**Task inputs:**
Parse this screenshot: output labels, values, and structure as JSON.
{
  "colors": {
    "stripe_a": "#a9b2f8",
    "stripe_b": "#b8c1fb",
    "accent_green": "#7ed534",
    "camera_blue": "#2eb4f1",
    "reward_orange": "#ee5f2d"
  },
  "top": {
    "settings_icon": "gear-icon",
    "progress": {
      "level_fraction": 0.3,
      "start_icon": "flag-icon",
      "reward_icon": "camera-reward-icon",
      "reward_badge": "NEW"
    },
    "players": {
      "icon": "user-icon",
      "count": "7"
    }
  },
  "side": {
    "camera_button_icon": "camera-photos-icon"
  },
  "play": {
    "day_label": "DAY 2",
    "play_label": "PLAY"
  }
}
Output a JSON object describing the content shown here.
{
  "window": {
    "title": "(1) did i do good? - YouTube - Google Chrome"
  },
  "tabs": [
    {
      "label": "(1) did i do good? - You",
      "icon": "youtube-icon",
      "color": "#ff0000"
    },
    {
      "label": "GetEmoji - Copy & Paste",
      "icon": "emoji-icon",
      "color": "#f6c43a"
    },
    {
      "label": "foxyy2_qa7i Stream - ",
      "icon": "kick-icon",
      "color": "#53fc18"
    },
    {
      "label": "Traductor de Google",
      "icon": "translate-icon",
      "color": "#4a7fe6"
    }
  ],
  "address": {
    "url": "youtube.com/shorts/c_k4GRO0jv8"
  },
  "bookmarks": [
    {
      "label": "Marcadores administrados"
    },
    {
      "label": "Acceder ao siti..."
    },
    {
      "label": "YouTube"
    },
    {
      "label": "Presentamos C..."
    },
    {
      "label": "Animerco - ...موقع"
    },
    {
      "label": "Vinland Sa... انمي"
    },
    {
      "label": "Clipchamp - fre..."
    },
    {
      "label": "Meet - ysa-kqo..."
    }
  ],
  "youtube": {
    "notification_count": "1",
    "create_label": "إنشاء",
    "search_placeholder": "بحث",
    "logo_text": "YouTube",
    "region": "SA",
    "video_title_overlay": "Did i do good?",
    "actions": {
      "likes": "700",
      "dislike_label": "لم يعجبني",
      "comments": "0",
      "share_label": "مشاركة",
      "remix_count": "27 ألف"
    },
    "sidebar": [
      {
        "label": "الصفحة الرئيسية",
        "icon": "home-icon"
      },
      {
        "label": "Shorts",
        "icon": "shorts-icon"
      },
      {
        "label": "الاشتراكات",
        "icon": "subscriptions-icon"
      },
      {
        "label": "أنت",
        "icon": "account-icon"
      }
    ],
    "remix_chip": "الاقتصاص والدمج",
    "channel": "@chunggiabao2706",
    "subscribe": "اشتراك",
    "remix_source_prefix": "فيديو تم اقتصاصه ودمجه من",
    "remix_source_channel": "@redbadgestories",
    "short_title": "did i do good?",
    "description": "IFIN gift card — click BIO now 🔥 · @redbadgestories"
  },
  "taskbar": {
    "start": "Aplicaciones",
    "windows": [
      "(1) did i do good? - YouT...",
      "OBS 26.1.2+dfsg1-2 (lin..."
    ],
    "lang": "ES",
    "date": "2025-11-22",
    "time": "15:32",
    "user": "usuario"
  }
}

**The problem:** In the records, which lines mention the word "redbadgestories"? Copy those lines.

**Finished task:**
    "remix_source_channel": "@redbadgestories",
    "description": "IFIN gift card — click BIO now 🔥 · @redbadgestories"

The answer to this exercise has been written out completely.